CLEVELAND, Miss. — The Delta Center for Culture and Learning (DCCL) recently hosted a free public screening of Promised Land: A Story about Mound Bayou at Delta State University in conjunction with the National Endowment for the Humanities’ (NEH) “Most Southern Place on Earth” workshop. Workshop participants were joined by Mound Bayou residents and other community members for tours of the area prior to the screening.
The workshop brings 72 K-12 educators from throughout the country to the Mississippi Delta in June and July. The educators are immersed in the region’s cultural heritage through place-based experiential learning. This included an afternoon visiting culturally significant sites in Mound Bayou including the Taborian Hospital, the I.T. Montgomery Home, and Peter’s Pottery.
“I enjoyed sharing insights about the past, present, and future of Mound Bayou with this group of enthusiastic educators,” said Dr. Eulah Peterson, former mayor of Mound Bayou. “As a retired educator, it is so vital for teachers to experience the history that they plan to teach their students.”
The screening began with an introduction from Dr. Rolando Herts, Director of the Delta Center for Culture & Learning and Executive Director of the Mississippi National Heritage Area. He said, “It was inspiring to see so many residents enjoying the film with our NEH Most Southern scholars. The Delta Center is dedicated to creating spaces where residents and visitors can come together to learn about Mississippi Delta heritage. This was a perfect opportunity.”
The film was created by Red Squared Productions of Jackson. Following the screening, a panel discussion sponsored by the Mississippi Humanities Council gave participants an opportunity to ask questions and talk about the day’s events. The panel included Hermon Johnson, Jr. of the Mound Bayou Museum, political scientist Dr. Matthew Holden, and former Mound Bayou Mayor Dr. Eulah Peterson.

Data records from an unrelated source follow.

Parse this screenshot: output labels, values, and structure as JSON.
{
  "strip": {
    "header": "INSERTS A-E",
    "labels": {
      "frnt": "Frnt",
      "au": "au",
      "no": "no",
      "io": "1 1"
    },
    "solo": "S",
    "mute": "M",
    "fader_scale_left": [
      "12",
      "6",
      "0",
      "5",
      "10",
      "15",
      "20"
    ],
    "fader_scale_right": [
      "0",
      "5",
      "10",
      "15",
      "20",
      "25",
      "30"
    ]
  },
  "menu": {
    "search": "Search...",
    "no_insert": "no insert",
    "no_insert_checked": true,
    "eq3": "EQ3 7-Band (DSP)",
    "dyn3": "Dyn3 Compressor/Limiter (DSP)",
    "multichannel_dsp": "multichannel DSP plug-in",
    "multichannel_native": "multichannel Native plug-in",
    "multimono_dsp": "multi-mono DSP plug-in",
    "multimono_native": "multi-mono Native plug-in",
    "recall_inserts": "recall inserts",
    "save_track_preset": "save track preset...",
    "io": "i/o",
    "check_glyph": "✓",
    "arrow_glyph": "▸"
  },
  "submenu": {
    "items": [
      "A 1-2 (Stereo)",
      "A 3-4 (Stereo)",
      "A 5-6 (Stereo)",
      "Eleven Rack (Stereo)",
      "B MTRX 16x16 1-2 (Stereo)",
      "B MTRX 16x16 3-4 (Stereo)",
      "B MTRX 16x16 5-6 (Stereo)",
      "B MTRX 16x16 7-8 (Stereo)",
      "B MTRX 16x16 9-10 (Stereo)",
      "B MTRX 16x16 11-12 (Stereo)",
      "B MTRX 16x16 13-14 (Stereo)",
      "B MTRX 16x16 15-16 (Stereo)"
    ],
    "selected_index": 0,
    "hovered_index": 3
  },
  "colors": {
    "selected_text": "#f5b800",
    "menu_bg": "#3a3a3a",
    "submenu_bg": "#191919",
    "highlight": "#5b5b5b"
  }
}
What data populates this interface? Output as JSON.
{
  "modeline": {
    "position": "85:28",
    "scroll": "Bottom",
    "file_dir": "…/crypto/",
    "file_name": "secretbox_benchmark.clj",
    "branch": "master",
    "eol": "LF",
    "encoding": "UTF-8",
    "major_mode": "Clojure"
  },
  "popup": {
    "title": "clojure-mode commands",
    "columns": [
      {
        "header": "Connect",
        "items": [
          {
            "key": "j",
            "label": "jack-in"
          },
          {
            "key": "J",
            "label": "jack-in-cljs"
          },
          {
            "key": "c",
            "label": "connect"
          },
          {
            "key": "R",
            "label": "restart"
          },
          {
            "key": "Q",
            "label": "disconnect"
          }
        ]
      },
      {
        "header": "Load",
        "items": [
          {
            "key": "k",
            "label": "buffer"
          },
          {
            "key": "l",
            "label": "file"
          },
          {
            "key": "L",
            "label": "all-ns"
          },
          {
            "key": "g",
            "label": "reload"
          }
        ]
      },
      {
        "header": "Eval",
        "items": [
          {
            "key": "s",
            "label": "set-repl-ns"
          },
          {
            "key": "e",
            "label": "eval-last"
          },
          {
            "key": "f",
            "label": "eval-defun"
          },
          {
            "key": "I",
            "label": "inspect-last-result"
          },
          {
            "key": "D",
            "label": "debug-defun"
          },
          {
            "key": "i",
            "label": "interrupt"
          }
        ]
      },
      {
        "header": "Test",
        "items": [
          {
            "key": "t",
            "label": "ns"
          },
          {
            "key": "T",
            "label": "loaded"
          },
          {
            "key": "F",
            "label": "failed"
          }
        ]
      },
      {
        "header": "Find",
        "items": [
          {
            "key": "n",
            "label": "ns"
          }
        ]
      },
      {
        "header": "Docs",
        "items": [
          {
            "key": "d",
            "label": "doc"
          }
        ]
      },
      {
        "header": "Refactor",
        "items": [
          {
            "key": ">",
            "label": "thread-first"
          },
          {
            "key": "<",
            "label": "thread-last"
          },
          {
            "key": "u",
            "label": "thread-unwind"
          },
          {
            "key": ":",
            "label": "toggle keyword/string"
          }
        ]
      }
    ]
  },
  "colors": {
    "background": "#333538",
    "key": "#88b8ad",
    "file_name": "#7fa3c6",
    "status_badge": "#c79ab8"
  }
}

“It was an honor to organize and moderate this distinguished panel,” said John Spann, Program & Outreach Officer at the Mississippi Humanities Council. “We are proud to support the community of Mound Bayou telling its story in collaboration with The Delta Center and the National Endowment for the Humanities.”
A second screening of Promised Land is planned for Wednesday, July 12, in honor of Mound Bayou’s 136th Founders’ Day. The event will take place at the Delta Health Center in Mound Bayou with support from the City of Mound Bayou, Mound Bayou Museum, Red Squared Productions, Mississippi Humanities Council, Mississippi Delta National Heritage Area, and The Delta Center.
For more information, visit DCCL’s website at deltacenterdsu.com.